Your instructions - The result should be an exact copy of the data, free of pictures.

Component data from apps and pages
--

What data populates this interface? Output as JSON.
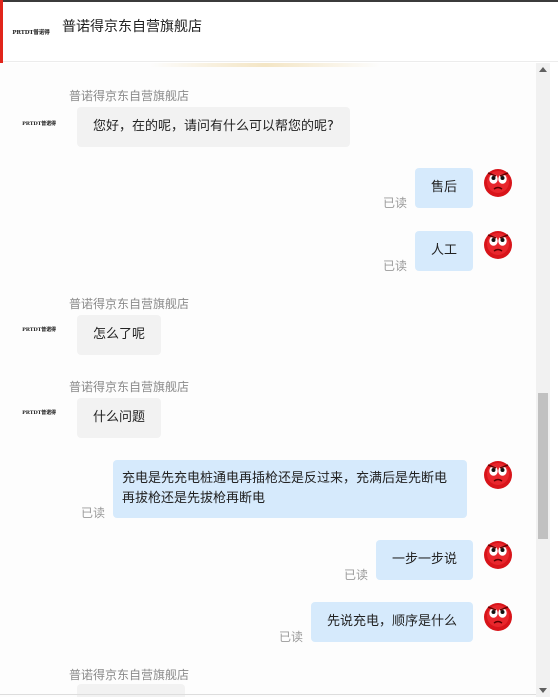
{
  "header": {
    "logo_text": "PRTDT普诺得",
    "title": "普诺得京东自营旗舰店"
  },
  "messages": [
    {
      "sender": "shop",
      "name": "普诺得京东自营旗舰店",
      "text": "您好，在的呢，请问有什么可以帮您的呢?"
    },
    {
      "sender": "user",
      "text": "售后",
      "status": "已读"
    },
    {
      "sender": "user",
      "text": "人工",
      "status": "已读"
    },
    {
      "sender": "shop",
      "name": "普诺得京东自营旗舰店",
      "text": "怎么了呢"
    },
    {
      "sender": "shop",
      "name": "普诺得京东自营旗舰店",
      "text": "什么问题"
    },
    {
      "sender": "user",
      "text": "充电是先充电桩通电再插枪还是反过来，充满后是先断电再拔枪还是先拔枪再断电",
      "status": "已读"
    },
    {
      "sender": "user",
      "text": "一步一步说",
      "status": "已读"
    },
    {
      "sender": "user",
      "text": "先说充电，顺序是什么",
      "status": "已读"
    },
    {
      "sender": "shop",
      "name": "普诺得京东自营旗舰店",
      "text": ""
    }
  ],
  "colors": {
    "user_bubble": "#d6eafc",
    "shop_bubble": "#f2f2f2",
    "read_status": "#9a9a9a",
    "accent_red": "#e1251b"
  },
  "icons": {
    "user_avatar": "red-angry-face-icon",
    "shop_avatar": "prtdt-logo"
  }
}
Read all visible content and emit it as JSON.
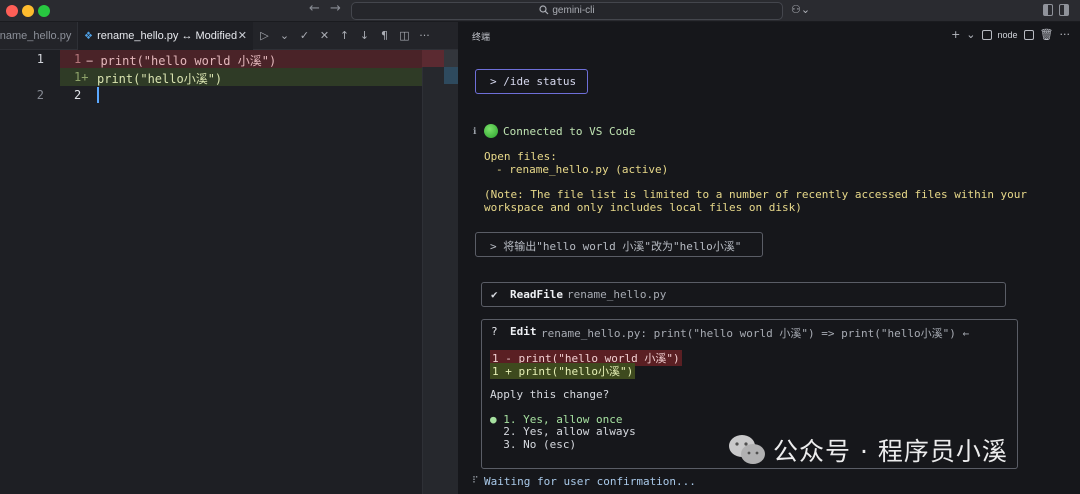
{
  "window": {
    "nav_back": "←",
    "nav_forward": "→",
    "command_center": "gemini-cli",
    "copilot": "⚇⌄"
  },
  "editor": {
    "prev_tab": "rename_hello.py",
    "active_tab": "rename_hello.py ↔ Modified",
    "close": "✕",
    "toolbar": [
      "▷",
      "⌄",
      "✓",
      "✕",
      "↑",
      "↓",
      "¶",
      "◫",
      "···"
    ],
    "left_lines": [
      "1",
      "2"
    ],
    "right_lines": [
      "1",
      "1+",
      "2"
    ],
    "deleted_line": "− print(\"hello world 小溪\")",
    "added_line": "print(\"hello小溪\")"
  },
  "terminal": {
    "title": "终端",
    "actions": {
      "plus": "+",
      "chevron": "⌄",
      "shell": "node",
      "more": "···"
    },
    "ide_command": "> /ide status",
    "connected_mark": "ℹ",
    "connected": "Connected to VS Code",
    "open_files_title": "Open files:",
    "open_file": "- rename_hello.py (active)",
    "note_line1": "(Note: The file list is limited to a number of recently accessed files within your",
    "note_line2": "workspace and only includes local files on disk)",
    "prompt": "> 将输出\"hello world 小溪\"改为\"hello小溪\"",
    "readfile": {
      "check": "✔",
      "name": "ReadFile",
      "arg": "rename_hello.py"
    },
    "edit": {
      "mark": "?",
      "name": "Edit",
      "arg": "rename_hello.py: print(\"hello world 小溪\") => print(\"hello小溪\") ←",
      "diff_del": "1 - print(\"hello world 小溪\")",
      "diff_add": "1 + print(\"hello小溪\")",
      "question": "Apply this change?",
      "options": [
        "● 1. Yes, allow once",
        "  2. Yes, allow always",
        "  3. No (esc)"
      ]
    },
    "waiting_mark": "⠏",
    "waiting": "Waiting for user confirmation..."
  },
  "watermark": "公众号 · 程序员小溪",
  "colors": {
    "accent_box": "#6e6fd8",
    "diff_deleted": "#5a1f23",
    "diff_added": "#3e4a1e",
    "connected_green": "#2aa12d"
  }
}
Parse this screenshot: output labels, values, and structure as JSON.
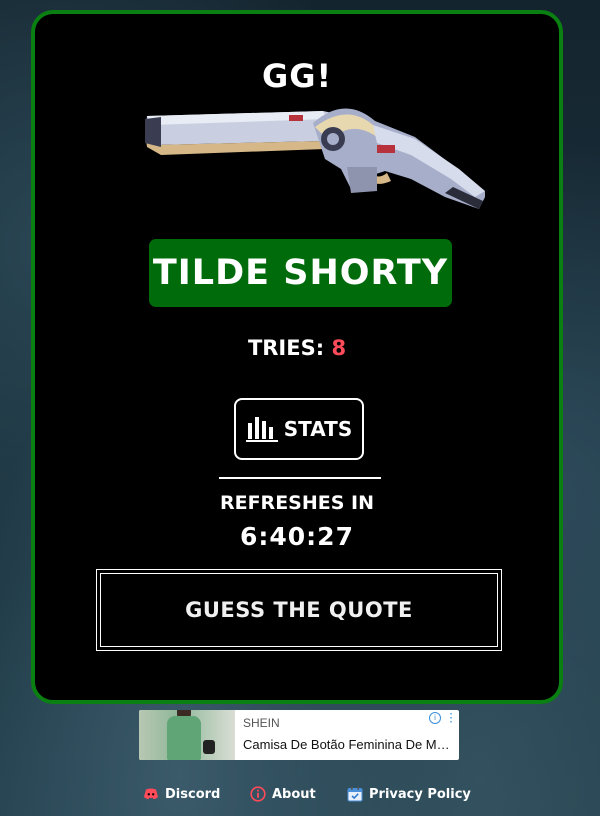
{
  "result": {
    "heading": "GG!",
    "weapon_name": "TILDE SHORTY",
    "tries_label": "TRIES: ",
    "tries_value": "8"
  },
  "stats_button": {
    "label": "STATS"
  },
  "refresh": {
    "label": "REFRESHES IN",
    "countdown": "6:40:27"
  },
  "next_mode_button": {
    "label": "GUESS THE QUOTE"
  },
  "ad": {
    "brand": "SHEIN",
    "title": "Camisa De Botão Feminina De Manga Longa",
    "info_glyph": "i"
  },
  "footer": {
    "links": [
      {
        "label": "Discord",
        "icon": "discord-icon"
      },
      {
        "label": "About",
        "icon": "info-icon"
      },
      {
        "label": "Privacy Policy",
        "icon": "calendar-check-icon"
      }
    ]
  },
  "colors": {
    "card_border": "#0a7f12",
    "name_badge_bg": "#006b0b",
    "tries_value": "#ff4b5a",
    "accent_red": "#ff4b5a"
  }
}
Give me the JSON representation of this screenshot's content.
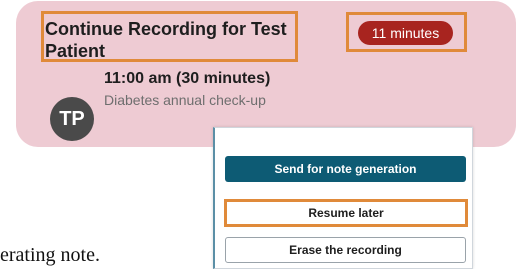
{
  "card": {
    "title": "Continue Recording for Test Patient",
    "duration_badge": "11 minutes",
    "avatar_initials": "TP",
    "appointment_time": "11:00 am (30 minutes)",
    "appointment_description": "Diabetes annual check-up"
  },
  "dialog": {
    "send_button": "Send for note generation",
    "resume_button": "Resume later",
    "erase_button": "Erase the recording"
  },
  "background_text": "erating note."
}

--

Final answer -
What data populates this interface? Output as JSON.
{
  "header": {
    "logo_text": "PRTDT普诺得",
    "title": "普诺得京东自营旗舰店"
  },
  "messages": [
    {
      "sender": "shop",
      "name": "普诺得京东自营旗舰店",
      "text": "您好，在的呢，请问有什么可以帮您的呢?"
    },
    {
      "sender": "user",
      "text": "售后",
      "status": "已读"
    },
    {
      "sender": "user",
      "text": "人工",
      "status": "已读"
    },
    {
      "sender": "shop",
      "name": "普诺得京东自营旗舰店",
      "text": "怎么了呢"
    },
    {
      "sender": "shop",
      "name": "普诺得京东自营旗舰店",
      "text": "什么问题"
    },
    {
      "sender": "user",
      "text": "充电是先充电桩通电再插枪还是反过来，充满后是先断电再拔枪还是先拔枪再断电",
      "status": "已读"
    },
    {
      "sender": "user",
      "text": "一步一步说",
      "status": "已读"
    },
    {
      "sender": "user",
      "text": "先说充电，顺序是什么",
      "status": "已读"
    },
    {
      "sender": "shop",
      "name": "普诺得京东自营旗舰店",
      "text": ""
    }
  ],
  "colors": {
    "user_bubble": "#d6eafc",
    "shop_bubble": "#f2f2f2",
    "read_status": "#9a9a9a",
    "accent_red": "#e1251b"
  },
  "icons": {
    "user_avatar": "red-angry-face-icon",
    "shop_avatar": "prtdt-logo"
  }
}
Read all visible content and emit it as JSON.
{
  "window": {
    "nav_back": "←",
    "nav_forward": "→",
    "command_center": "gemini-cli",
    "copilot": "⚇⌄"
  },
  "editor": {
    "prev_tab": "rename_hello.py",
    "active_tab": "rename_hello.py ↔ Modified",
    "close": "✕",
    "toolbar": [
      "▷",
      "⌄",
      "✓",
      "✕",
      "↑",
      "↓",
      "¶",
      "◫",
      "···"
    ],
    "left_lines": [
      "1",
      "2"
    ],
    "right_lines": [
      "1",
      "1+",
      "2"
    ],
    "deleted_line": "− print(\"hello world 小溪\")",
    "added_line": "print(\"hello小溪\")"
  },
  "terminal": {
    "title": "终端",
    "actions": {
      "plus": "+",
      "chevron": "⌄",
      "shell": "node",
      "more": "···"
    },
    "ide_command": "> /ide status",
    "connected_mark": "ℹ",
    "connected": "Connected to VS Code",
    "open_files_title": "Open files:",
    "open_file": "- rename_hello.py (active)",
    "note_line1": "(Note: The file list is limited to a number of recently accessed files within your",
    "note_line2": "workspace and only includes local files on disk)",
    "prompt": "> 将输出\"hello world 小溪\"改为\"hello小溪\"",
    "readfile": {
      "check": "✔",
      "name": "ReadFile",
      "arg": "rename_hello.py"
    },
    "edit": {
      "mark": "?",
      "name": "Edit",
      "arg": "rename_hello.py: print(\"hello world 小溪\") => print(\"hello小溪\") ←",
      "diff_del": "1 - print(\"hello world 小溪\")",
      "diff_add": "1 + print(\"hello小溪\")",
      "question": "Apply this change?",
      "options": [
        "● 1. Yes, allow once",
        "  2. Yes, allow always",
        "  3. No (esc)"
      ]
    },
    "waiting_mark": "⠏",
    "waiting": "Waiting for user confirmation..."
  },
  "watermark": "公众号 · 程序员小溪",
  "colors": {
    "accent_box": "#6e6fd8",
    "diff_deleted": "#5a1f23",
    "diff_added": "#3e4a1e",
    "connected_green": "#2aa12d"
  }
}
Parse this screenshot: output labels, values, and structure as JSON.
{
  "result": {
    "heading": "GG!",
    "weapon_name": "TILDE SHORTY",
    "tries_label": "TRIES: ",
    "tries_value": "8"
  },
  "stats_button": {
    "label": "STATS"
  },
  "refresh": {
    "label": "REFRESHES IN",
    "countdown": "6:40:27"
  },
  "next_mode_button": {
    "label": "GUESS THE QUOTE"
  },
  "ad": {
    "brand": "SHEIN",
    "title": "Camisa De Botão Feminina De Manga Longa",
    "info_glyph": "i"
  },
  "footer": {
    "links": [
      {
        "label": "Discord",
        "icon": "discord-icon"
      },
      {
        "label": "About",
        "icon": "info-icon"
      },
      {
        "label": "Privacy Policy",
        "icon": "calendar-check-icon"
      }
    ]
  },
  "colors": {
    "card_border": "#0a7f12",
    "name_badge_bg": "#006b0b",
    "tries_value": "#ff4b5a",
    "accent_red": "#ff4b5a"
  }
}
Give me the JSON representation of this screenshot's content.
{
  "card": {
    "title": "Continue Recording for Test Patient",
    "duration_badge": "11 minutes",
    "avatar_initials": "TP",
    "appointment_time": "11:00 am (30 minutes)",
    "appointment_description": "Diabetes annual check-up"
  },
  "dialog": {
    "send_button": "Send for note generation",
    "resume_button": "Resume later",
    "erase_button": "Erase the recording"
  },
  "background_text": "erating note."
}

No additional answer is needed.